## Records from a dataset
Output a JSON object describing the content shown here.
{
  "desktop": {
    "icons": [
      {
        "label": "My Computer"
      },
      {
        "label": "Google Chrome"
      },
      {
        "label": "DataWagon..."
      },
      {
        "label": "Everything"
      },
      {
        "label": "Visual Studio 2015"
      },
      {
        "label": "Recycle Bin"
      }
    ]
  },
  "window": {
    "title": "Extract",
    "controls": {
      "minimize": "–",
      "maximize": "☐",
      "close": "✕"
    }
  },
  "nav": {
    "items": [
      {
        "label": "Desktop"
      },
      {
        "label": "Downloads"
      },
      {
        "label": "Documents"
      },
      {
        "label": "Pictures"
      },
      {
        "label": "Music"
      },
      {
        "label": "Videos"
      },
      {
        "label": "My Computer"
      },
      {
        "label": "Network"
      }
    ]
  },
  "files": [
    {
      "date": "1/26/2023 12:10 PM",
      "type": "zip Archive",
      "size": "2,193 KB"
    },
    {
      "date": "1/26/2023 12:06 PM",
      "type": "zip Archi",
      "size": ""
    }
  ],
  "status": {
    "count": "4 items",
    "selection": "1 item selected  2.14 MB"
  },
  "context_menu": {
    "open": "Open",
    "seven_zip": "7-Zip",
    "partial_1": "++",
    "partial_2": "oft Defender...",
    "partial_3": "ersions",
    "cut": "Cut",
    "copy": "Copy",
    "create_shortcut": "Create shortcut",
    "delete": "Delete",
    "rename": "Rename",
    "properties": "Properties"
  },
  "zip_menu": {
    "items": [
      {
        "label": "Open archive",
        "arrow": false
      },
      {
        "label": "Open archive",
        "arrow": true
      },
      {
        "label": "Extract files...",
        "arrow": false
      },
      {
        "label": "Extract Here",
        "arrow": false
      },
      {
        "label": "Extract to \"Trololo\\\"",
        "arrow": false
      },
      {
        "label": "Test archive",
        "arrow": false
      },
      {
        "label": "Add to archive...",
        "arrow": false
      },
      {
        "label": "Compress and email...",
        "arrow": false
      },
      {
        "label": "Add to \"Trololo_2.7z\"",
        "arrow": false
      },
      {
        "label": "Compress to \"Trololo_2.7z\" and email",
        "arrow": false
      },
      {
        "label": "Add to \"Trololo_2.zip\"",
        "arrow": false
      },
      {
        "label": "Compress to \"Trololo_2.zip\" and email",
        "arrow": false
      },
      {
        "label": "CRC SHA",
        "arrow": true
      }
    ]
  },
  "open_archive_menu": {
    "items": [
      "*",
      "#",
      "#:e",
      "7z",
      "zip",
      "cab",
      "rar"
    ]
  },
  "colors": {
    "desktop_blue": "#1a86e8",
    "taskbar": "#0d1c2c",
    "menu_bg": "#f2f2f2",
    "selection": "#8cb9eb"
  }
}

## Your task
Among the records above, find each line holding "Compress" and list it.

## Solution for this task
        "label": "Compress and email...",
        "label": "Compress to \"Trololo_2.7z\" and email",
        "label": "Compress to \"Trololo_2.zip\" and email",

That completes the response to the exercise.